I urge you to go one step farther. How do you use words in your organization? As a parent, leader and/or a teacher? Do you limit your children, employees, students, etc., by creating an environment where mistakes are bad, OR do you empower your children, employees, students, etc., by creating an environment where mistakes are looked at as learning experiences? Lastly, can you improve your personal self-talk? And, can you improve the environment in which you lead children, employees, students, etc.? I enjoy creating an environment where mistakes are learning experiences, because, it is how we grow personally and professionally. I believe it empowers my clients, myself, my hubby, and our little one to be the best we all can be. The result of a mistake is not yelling and punishment, rather, what we learn from it, and how can we prevent it from happening again.

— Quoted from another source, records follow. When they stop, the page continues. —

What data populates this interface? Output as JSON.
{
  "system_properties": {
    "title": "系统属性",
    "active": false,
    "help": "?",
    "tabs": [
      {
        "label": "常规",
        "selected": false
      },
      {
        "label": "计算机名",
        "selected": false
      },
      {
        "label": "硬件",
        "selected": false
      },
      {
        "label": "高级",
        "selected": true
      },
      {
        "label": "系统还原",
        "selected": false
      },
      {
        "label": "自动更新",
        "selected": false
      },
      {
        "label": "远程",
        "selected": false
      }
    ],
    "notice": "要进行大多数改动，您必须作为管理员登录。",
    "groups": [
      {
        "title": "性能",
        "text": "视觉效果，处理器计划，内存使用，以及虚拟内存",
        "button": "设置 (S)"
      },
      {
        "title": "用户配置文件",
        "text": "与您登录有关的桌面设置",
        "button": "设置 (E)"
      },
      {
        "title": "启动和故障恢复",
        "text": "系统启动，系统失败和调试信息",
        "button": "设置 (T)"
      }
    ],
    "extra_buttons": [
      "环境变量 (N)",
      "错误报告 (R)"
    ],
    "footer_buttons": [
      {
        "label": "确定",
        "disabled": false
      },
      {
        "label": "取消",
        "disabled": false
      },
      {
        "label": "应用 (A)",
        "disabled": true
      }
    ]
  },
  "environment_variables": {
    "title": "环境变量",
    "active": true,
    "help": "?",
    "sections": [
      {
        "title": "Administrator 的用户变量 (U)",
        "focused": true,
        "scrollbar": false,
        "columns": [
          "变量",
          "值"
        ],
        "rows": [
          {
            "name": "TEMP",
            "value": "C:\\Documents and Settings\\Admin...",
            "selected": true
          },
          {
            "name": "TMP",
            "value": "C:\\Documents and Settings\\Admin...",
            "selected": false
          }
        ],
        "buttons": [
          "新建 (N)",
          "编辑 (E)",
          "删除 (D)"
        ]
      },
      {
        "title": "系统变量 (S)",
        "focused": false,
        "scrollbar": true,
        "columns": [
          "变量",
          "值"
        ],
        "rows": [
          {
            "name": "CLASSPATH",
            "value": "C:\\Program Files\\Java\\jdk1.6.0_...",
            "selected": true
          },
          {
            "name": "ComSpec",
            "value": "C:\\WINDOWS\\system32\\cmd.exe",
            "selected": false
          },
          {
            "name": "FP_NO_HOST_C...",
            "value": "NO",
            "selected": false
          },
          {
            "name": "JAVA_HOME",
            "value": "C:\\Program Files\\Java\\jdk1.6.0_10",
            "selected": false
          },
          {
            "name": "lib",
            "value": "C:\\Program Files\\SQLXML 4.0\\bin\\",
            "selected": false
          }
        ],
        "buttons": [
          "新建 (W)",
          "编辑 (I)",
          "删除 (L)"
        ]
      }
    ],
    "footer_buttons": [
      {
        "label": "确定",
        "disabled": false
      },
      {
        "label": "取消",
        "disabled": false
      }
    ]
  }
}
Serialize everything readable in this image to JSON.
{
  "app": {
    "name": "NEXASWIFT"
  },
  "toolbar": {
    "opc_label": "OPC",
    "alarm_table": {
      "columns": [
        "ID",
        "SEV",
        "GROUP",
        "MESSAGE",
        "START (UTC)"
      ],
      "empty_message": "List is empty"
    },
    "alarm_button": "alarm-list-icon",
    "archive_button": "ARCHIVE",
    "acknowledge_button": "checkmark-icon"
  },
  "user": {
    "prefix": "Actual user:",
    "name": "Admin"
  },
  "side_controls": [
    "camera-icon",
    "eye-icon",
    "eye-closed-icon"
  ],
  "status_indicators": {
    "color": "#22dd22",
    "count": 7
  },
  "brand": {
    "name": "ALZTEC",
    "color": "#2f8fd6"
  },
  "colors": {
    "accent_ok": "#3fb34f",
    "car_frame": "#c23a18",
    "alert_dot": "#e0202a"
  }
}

Using a scary word to some, how can we change it the next time, to make it better and more successful.

Self-talk is something that I discuss with most of my wellness coaching clients, because, believe it or not, many people who seek coaching, have poor self-images on some level - maybe they aren't good at cooking (instead of willing to learn how to cook and eat a variety of foods), maybe they don't have the body shape as all of their friends (instead of loving themselves for who they are), or maybe they aren't morning people (instead of learning to become a morning person so that they can get their work-out in at a time where nothing else will interfere with it).

If you are looking for personal/individual/couples wellness coaching, please send me an email to schedule your free initial consultation. From my experience, coaching does work better when two people are in it together - whether that be two friends or partners. That is why there is a significant discount for the second person. If you are interested, check out my website, and send me an email. I look forward to meeting you.

If you have stumbled upon this blog, and would like to be added to our list, simply email info@e3twinports.com, with "Blog Sign-up" in the subject line. I'll happily add to to our growing list of over 155 people. 

E3 Twin Ports, LLC
Energy and Empowerment through Exercise (education and meditation outdoors)
Owner, Jodi L. Tervo Roberts, MS, CSCS, WFR, Yoga Instructor

Jodi L. Tervo Roberts, Owner
E3 Twin Ports, LLC
Helping people to lead healthy, happy, & meaningful lives, while promoting healthy lifestyles through outdoor recreation, fitness, yoga, individual wellness coaching, and interactive educational presentations.

Website: e3twinports.com
YouTube: Channel


No comments:

Post a Comment